Kennebec Valley Trail
The Kennebec Valley Trail follows the Kennebec River, along Highway 201. This multi-use trail is only 8 miles long but features a hard gravel surface appropriate for bikers, ATV riders, horseback riders, and hikers. The trail passes from Embden through Solon before terminating at Bingham. Part of the Kennebec Valley Trail is known as the “Arnold Trail.” This section follows the route forged by Benedict Arnold, who led colonial troops north in 1775 to capture Quebec during the Revolutionary War.
Lagrange to Medford Trail
As its name implies, the Langrange to Medford Trail travels from South Lagrange through Medford Center before ending at Lake View Plantation. The trail is 16 miles long and consists of a hard gravel surface. Along the trail, take note of the rural Maine scenery, including tall forests and rolling farmland. The trail terminates near beautiful Schoodic Lake. The Lagrange to Medford Trail is maintained by volunteers, so be courteous by following “leave no trace” guidelines when using the trail.
Sherman to Patten Trail

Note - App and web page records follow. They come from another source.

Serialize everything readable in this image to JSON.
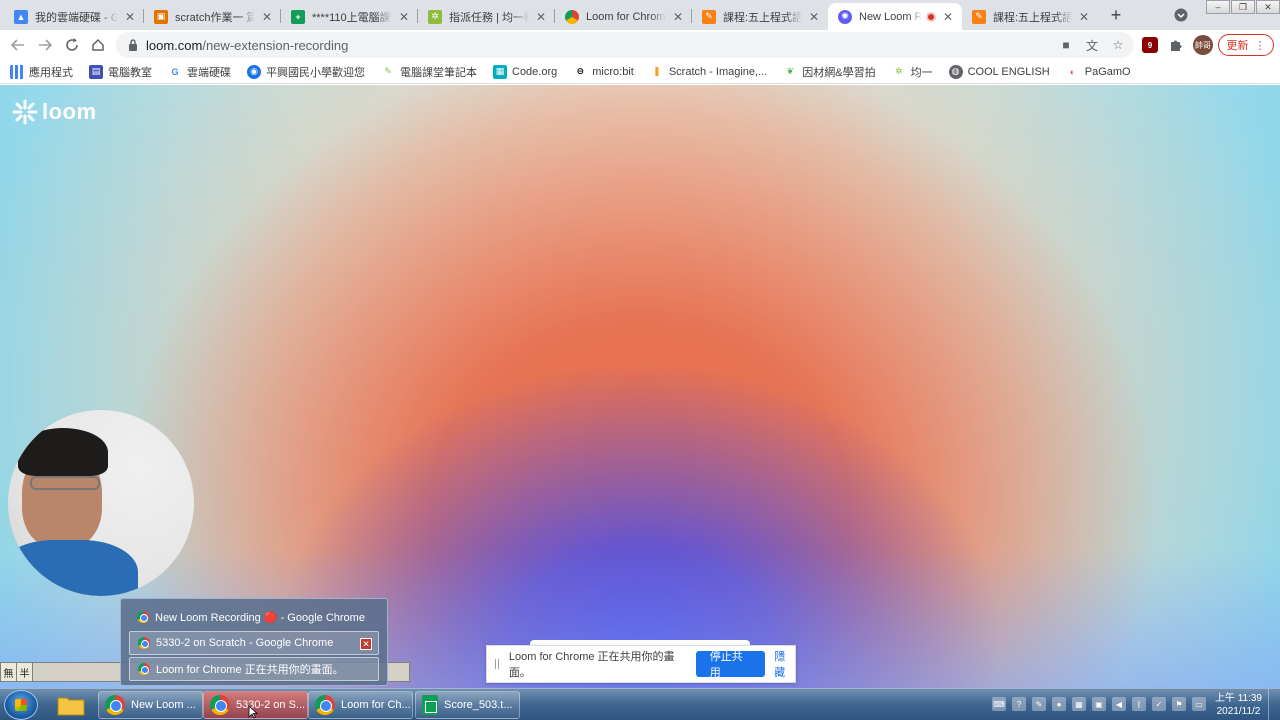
{
  "tabs": [
    {
      "title": "我的雲端硬碟 - Go",
      "icon": "google-drive-icon",
      "color": "#4285f4"
    },
    {
      "title": "scratch作業一 篇",
      "icon": "classroom-icon",
      "color": "#e37400"
    },
    {
      "title": "****110上電腦課",
      "icon": "sheets-icon",
      "color": "#0f9d58"
    },
    {
      "title": "指派任務 | 均一教",
      "icon": "junyi-icon",
      "color": "#8fbc3f"
    },
    {
      "title": "Loom for Chrome",
      "icon": "chrome-webstore-icon",
      "color": "#db4437"
    },
    {
      "title": "課程:五上程式語言",
      "icon": "moodle-icon",
      "color": "#f98012"
    },
    {
      "title": "New Loom Re",
      "icon": "loom-icon",
      "color": "#625df5"
    },
    {
      "title": "課程:五上程式語言",
      "icon": "moodle-icon",
      "color": "#f98012"
    }
  ],
  "toolbar": {
    "url_host": "loom.com",
    "url_path": "/new-extension-recording",
    "update_label": "更新",
    "avatar_label": "帥哥",
    "extension_badge": "9"
  },
  "bookmarks": [
    {
      "label": "應用程式",
      "icon": "apps-grid-icon",
      "color": "#4285f4"
    },
    {
      "label": "電腦教室",
      "icon": "bookmark-classroom-icon",
      "color": "#3f51b5"
    },
    {
      "label": "雲端硬碟",
      "icon": "google-g-icon",
      "color": "#4285f4"
    },
    {
      "label": "平興國民小學歡迎您",
      "icon": "school-icon",
      "color": "#1a73e8"
    },
    {
      "label": "電腦課堂筆記本",
      "icon": "notebook-icon",
      "color": "#8bc34a"
    },
    {
      "label": "Code.org",
      "icon": "codeorg-icon",
      "color": "#00adbc"
    },
    {
      "label": "micro:bit",
      "icon": "microbit-icon",
      "color": "#000000"
    },
    {
      "label": "Scratch - Imagine,...",
      "icon": "scratch-icon",
      "color": "#f7a11b"
    },
    {
      "label": "因材網&學習拍",
      "icon": "leaf-icon",
      "color": "#4caf50"
    },
    {
      "label": "均一",
      "icon": "junyi-icon",
      "color": "#8fbc3f"
    },
    {
      "label": "COOL ENGLISH",
      "icon": "globe-icon",
      "color": "#5f6368"
    },
    {
      "label": "PaGamO",
      "icon": "pagamo-icon",
      "color": "#f44336"
    }
  ],
  "page": {
    "logo_text": "loom"
  },
  "ime": {
    "mode1": "無",
    "mode2": "半"
  },
  "thumb_popup": {
    "items": [
      "New Loom Recording 🔴 - Google Chrome",
      "5330-2 on Scratch - Google Chrome",
      "Loom for Chrome 正在共用你的畫面。"
    ]
  },
  "share_bar": {
    "message": "Loom for Chrome 正在共用你的畫面。",
    "stop_label": "停止共用",
    "hide_label": "隱藏"
  },
  "taskbar": {
    "tasks": [
      "New Loom ...",
      "5330-2 on S...",
      "Loom for Ch...",
      "Score_503.t..."
    ],
    "time": "上午 11:39",
    "date": "2021/11/2"
  }
}
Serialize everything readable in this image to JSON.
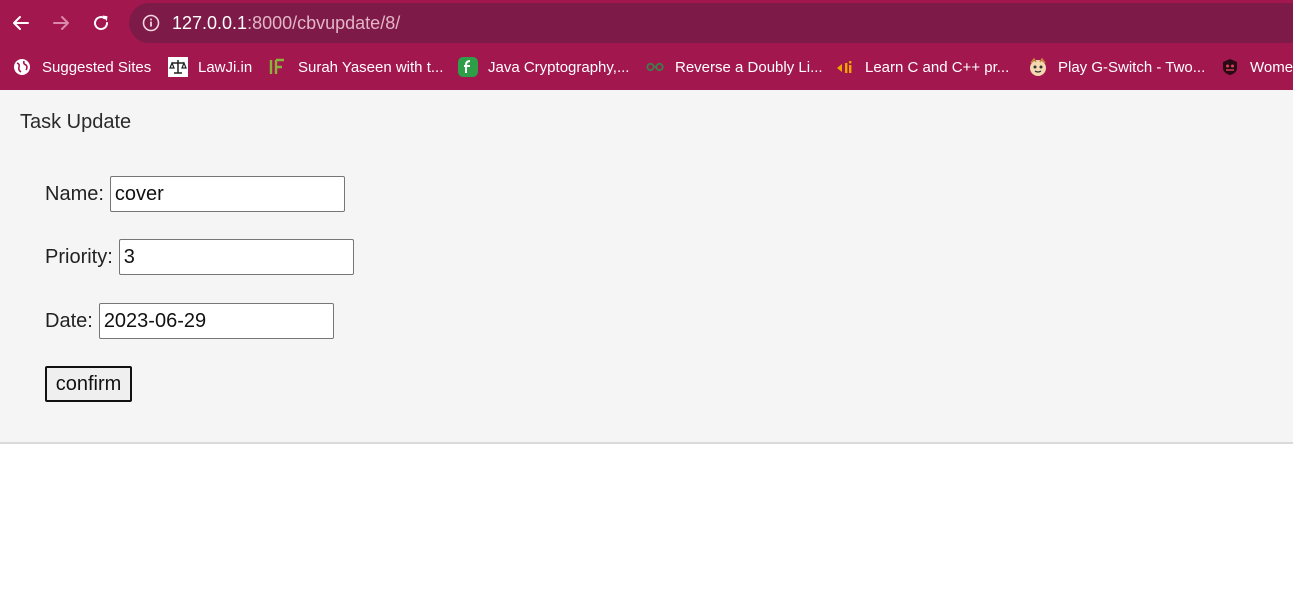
{
  "browser": {
    "url_host": "127.0.0.1",
    "url_path": ":8000/cbvupdate/8/",
    "theme_color": "#a3174f",
    "omnibox_color": "#7e1a47",
    "bookmarks": [
      {
        "label": "Suggested Sites",
        "icon": "globe-icon"
      },
      {
        "label": "LawJi.in",
        "icon": "scales-icon"
      },
      {
        "label": "Surah Yaseen with t...",
        "icon": "if-logo-icon"
      },
      {
        "label": "Java Cryptography,...",
        "icon": "f-leaf-icon"
      },
      {
        "label": "Reverse a Doubly Li...",
        "icon": "glasses-icon"
      },
      {
        "label": "Learn C and C++ pr...",
        "icon": "dji-logo-icon"
      },
      {
        "label": "Play G-Switch - Two...",
        "icon": "game-face-icon"
      },
      {
        "label": "Wome",
        "icon": "shield-icon"
      }
    ]
  },
  "page": {
    "title": "Task Update",
    "form": {
      "name_label": "Name:",
      "name_value": "cover",
      "priority_label": "Priority:",
      "priority_value": "3",
      "date_label": "Date:",
      "date_value": "2023-06-29",
      "submit_label": "confirm"
    }
  }
}
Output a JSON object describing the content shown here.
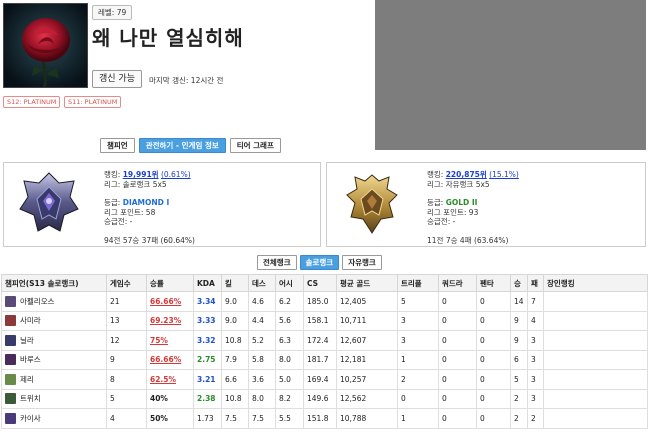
{
  "profile": {
    "level_badge": "레벨: 79",
    "summoner_name": "왜 나만 열심히해",
    "renew_label": "갱신 가능",
    "last_update": "마지막 갱신: 12시간 전",
    "past_tiers": [
      "S12: PLATINUM",
      "S11: PLATINUM"
    ]
  },
  "main_tabs": [
    "챔피언",
    "관전하기 - 인게임 정보",
    "티어 그래프"
  ],
  "solo_rank": {
    "rank_label": "랭킹: ",
    "rank_value": "19,991위",
    "rank_pct": "(0.61%)",
    "league_name": "리그: 솔로랭크 5x5",
    "tier_label": "등급: ",
    "tier_value": "DIAMOND I",
    "lp": "리그 포인트: 58",
    "promo": "승급전: -",
    "record": "94전 57승 37패 (60.64%)"
  },
  "flex_rank": {
    "rank_label": "랭킹: ",
    "rank_value": "220,875위",
    "rank_pct": "(15.1%)",
    "league_name": "리그: 자유랭크 5x5",
    "tier_label": "등급: ",
    "tier_value": "GOLD II",
    "lp": "리그 포인트: 93",
    "promo": "승급전: -",
    "record": "11전 7승 4패 (63.64%)"
  },
  "queue_tabs": [
    "전체랭크",
    "솔로랭크",
    "자유랭크"
  ],
  "table": {
    "headers": [
      "챔피언(S13 솔로랭크)",
      "게임수",
      "승률",
      "KDA",
      "킬",
      "데스",
      "어시",
      "CS",
      "평균 골드",
      "트리플",
      "쿼드라",
      "펜타",
      "승",
      "패",
      "장인랭킹"
    ],
    "rows": [
      {
        "champ": "아펠리오스",
        "games": "21",
        "wr": "66.66%",
        "wr_style": "red",
        "kda": "3.34",
        "kda_style": "blue",
        "k": "9.0",
        "d": "4.6",
        "a": "6.2",
        "cs": "185.0",
        "gold": "12,405",
        "triple": "5",
        "quadra": "0",
        "penta": "0",
        "w": "14",
        "l": "7",
        "icon": "#5a4a7a"
      },
      {
        "champ": "사미라",
        "games": "13",
        "wr": "69.23%",
        "wr_style": "red",
        "kda": "3.33",
        "kda_style": "blue",
        "k": "9.0",
        "d": "4.4",
        "a": "5.6",
        "cs": "158.1",
        "gold": "10,711",
        "triple": "3",
        "quadra": "0",
        "penta": "0",
        "w": "9",
        "l": "4",
        "icon": "#8a3a3a"
      },
      {
        "champ": "닐라",
        "games": "12",
        "wr": "75%",
        "wr_style": "red",
        "kda": "3.32",
        "kda_style": "blue",
        "k": "10.8",
        "d": "5.2",
        "a": "6.3",
        "cs": "172.4",
        "gold": "12,607",
        "triple": "3",
        "quadra": "0",
        "penta": "0",
        "w": "9",
        "l": "3",
        "icon": "#3a3a6a"
      },
      {
        "champ": "바루스",
        "games": "9",
        "wr": "66.66%",
        "wr_style": "red",
        "kda": "2.75",
        "kda_style": "green",
        "k": "7.9",
        "d": "5.8",
        "a": "8.0",
        "cs": "181.7",
        "gold": "12,181",
        "triple": "1",
        "quadra": "0",
        "penta": "0",
        "w": "6",
        "l": "3",
        "icon": "#4a2a5a"
      },
      {
        "champ": "제리",
        "games": "8",
        "wr": "62.5%",
        "wr_style": "red",
        "kda": "3.21",
        "kda_style": "blue",
        "k": "6.6",
        "d": "3.6",
        "a": "5.0",
        "cs": "169.4",
        "gold": "10,257",
        "triple": "2",
        "quadra": "0",
        "penta": "0",
        "w": "5",
        "l": "3",
        "icon": "#6a8a4a"
      },
      {
        "champ": "트위치",
        "games": "5",
        "wr": "40%",
        "wr_style": "plain",
        "kda": "2.38",
        "kda_style": "green",
        "k": "10.8",
        "d": "8.0",
        "a": "8.2",
        "cs": "149.6",
        "gold": "12,562",
        "triple": "0",
        "quadra": "0",
        "penta": "0",
        "w": "2",
        "l": "3",
        "icon": "#3a5a3a"
      },
      {
        "champ": "카이사",
        "games": "4",
        "wr": "50%",
        "wr_style": "plain",
        "kda": "1.73",
        "kda_style": "plain",
        "k": "7.5",
        "d": "7.5",
        "a": "5.5",
        "cs": "151.8",
        "gold": "10,788",
        "triple": "1",
        "quadra": "0",
        "penta": "0",
        "w": "2",
        "l": "2",
        "icon": "#4a3a7a"
      }
    ]
  },
  "colors": {
    "accent": "#4a9fe0",
    "winrate_red": "#d43a3a",
    "kda_blue": "#1e4fcf",
    "kda_green": "#2a8c2a",
    "ad_gray": "#7d7d7d"
  }
}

Approximately 6 miles in the length, the Sherman to Patten multi-use trail features a rough gravel surface following an old rail bed. The trail passes through open fields as well as wooded areas. The trail passes near the well-known Thousand Acre Bog. This enormous swamp offers excellent wildlife viewing opportunities. Look for white-tailed deer, birds, and interesting plant species. Because the Sherman to Patten Trail is remote, bring plenty of food and water in case of unexpected events.
Southern Bangor & Aroostook Trail
The Southern Bangor and Aroostook Trail is also called the Houlton to Phair Junction. This 37-mile trail stretches from Houlton to Montiello, Bridgewater, Mars Hill, and Presque Isle. The hard gravel surface is perfect for off-road bikers, ATV riders, and hikers in the summer months. The trail passes through forestland and small Maine communities where you can stop for refreshments or a hot meal. The Southern Bangor and Aroostook Trail is located in logging country; as a result, logging trucks occasionally pass through the trail. Be aware of motorized vehicles and yield the right of way to logging trucks on the trail.
St. John Valley Heritage Trail
The St. John Valley Trail passes from Fort Kent through St. John before terminating in St. Francis. Located on the border of Maine with Quebec, this 16.5-mile multi-use trail offers views of one of the most beautiful areas in the state. Experience the rolling hills, lush farmland, and rushing water of the St. John River. This trail passes near highways, but trail users often report that it feels very remote and is similar to a backcountry experience. The St. John Valley Trail is open in all seasons for recreational users.
Whistle Stop Trail
The Whistle Stop Trail, located in western Maine, passes from Jay to Farmington. Although the majority of the trail is gravel, some sections consist of sandy soil. Mountain bikers may have difficulty navigating these sandy sections. This 14-mile trail passes through the rolling hills of western Maine, giving users views of beautiful farmland. The Whistle Stop Trail is open year-round.